The Limits Of Technology

Daniel of Crooked Timber trashes 'humint' (human intelligence) and writes "Stick to the satellite photos, thatís my advice, they donít lie." Can he really be that naîve? Granted that human intelligence is extremely slippery, there are many questions satellite photos simply cannot answer. The point was made very clearly on The Simpsons, specifically the episode from the 9th season in which Mr. Burns turns out to have stolen the one and only U.S. trillion-dollar bill fifty years ago. As an FBI Agent says, "We believe Burns still has the bill hidden somewhere in his house, but all we've ascertained from satellite photos is that it's not on the roof."

Posted by Dr. Weevil at February 15, 2004 08:29 AM
Comments

Dr W - obvious counter is the Falklands, where the Argentinians developed a number of techniques for fooling ariel surveillance (or WWII, where we Brits used a former magician to orchestrate fake cities, tanks, etc...).

Note that with some ariel info (I think) Germans took completely wrong idea of where the largest invasion force ever assembled was (because of fake tanks, etc, and hiding of real ones) prior to D-day.

Etc

Posted by: The Philosophical Cowboy on February 15, 2004 06:19 PM

More recent: Kosovo, where apparently we bombed hundreds of fake tanks ... and a real Chinese Embassy.

Posted by: markm on February 16, 2004 12:34 PM

The answer is, "Yes, he really is that naive". After all, he appears to actually believe that "Scott Ritter got it right", from viewing satellite photos.

The fact that Ritter was singing a completely different song when he had access to better quality and quantity satellite photos doesn't seem to have crossed his mind.

Posted by: Jim Thomason on February 17, 2004 01:34 AM

I am constantly amazed how often the Simpsons can be used to illustrate important points of common sense.

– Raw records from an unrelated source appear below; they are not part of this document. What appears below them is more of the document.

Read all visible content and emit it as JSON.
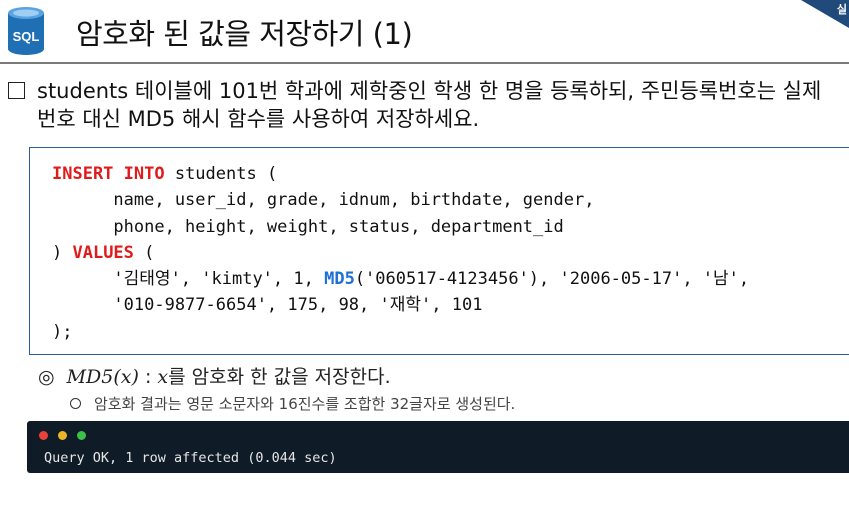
{
  "header": {
    "icon_label": "SQL",
    "title": "암호화 된 값을 저장하기 (1)",
    "corner_text": "실"
  },
  "question": {
    "line1": "students 테이블에 101번 학과에 제학중인 학생 한 명을 등록하되, 주민등록번호는 실제",
    "line2": "번호 대신 MD5 해시 함수를 사용하여 저장하세요."
  },
  "code": {
    "l1_kw": "INSERT INTO",
    "l1_rest": " students (",
    "l2": "      name, user_id, grade, idnum, birthdate, gender,",
    "l3": "      phone, height, weight, status, department_id",
    "l4_pre": ") ",
    "l4_kw": "VALUES",
    "l4_rest": " (",
    "l5_pre": "      '김태영', 'kimty', 1, ",
    "l5_fn": "MD5",
    "l5_rest": "('060517-4123456'), '2006-05-17', '남',",
    "l6": "      '010-9877-6654', 175, 98, '재학', 101",
    "l7": ");"
  },
  "notes": {
    "note1_symbol": "◎",
    "note1_math": "MD5(x)",
    "note1_sep": " : ",
    "note1_var": "x",
    "note1_text": "를 암호화 한 값을 저장한다.",
    "note2_text": "암호화 결과는 영문 소문자와 16진수를 조합한 32글자로 생성된다."
  },
  "terminal": {
    "output": "Query OK, 1 row affected (0.044 sec)"
  },
  "colors": {
    "keyword": "#e01b1b",
    "function": "#1e6fd6",
    "code_border": "#2f5b96",
    "terminal_bg": "#0f1b26",
    "sql_icon": "#1f6fb5"
  }
}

Posted by: Pious Agnostic on February 18, 2004 08:58 AM

Which REALLY goes to show that common sense ain't all that common.....

Posted by: Dean on February 20, 2004 07:14 PM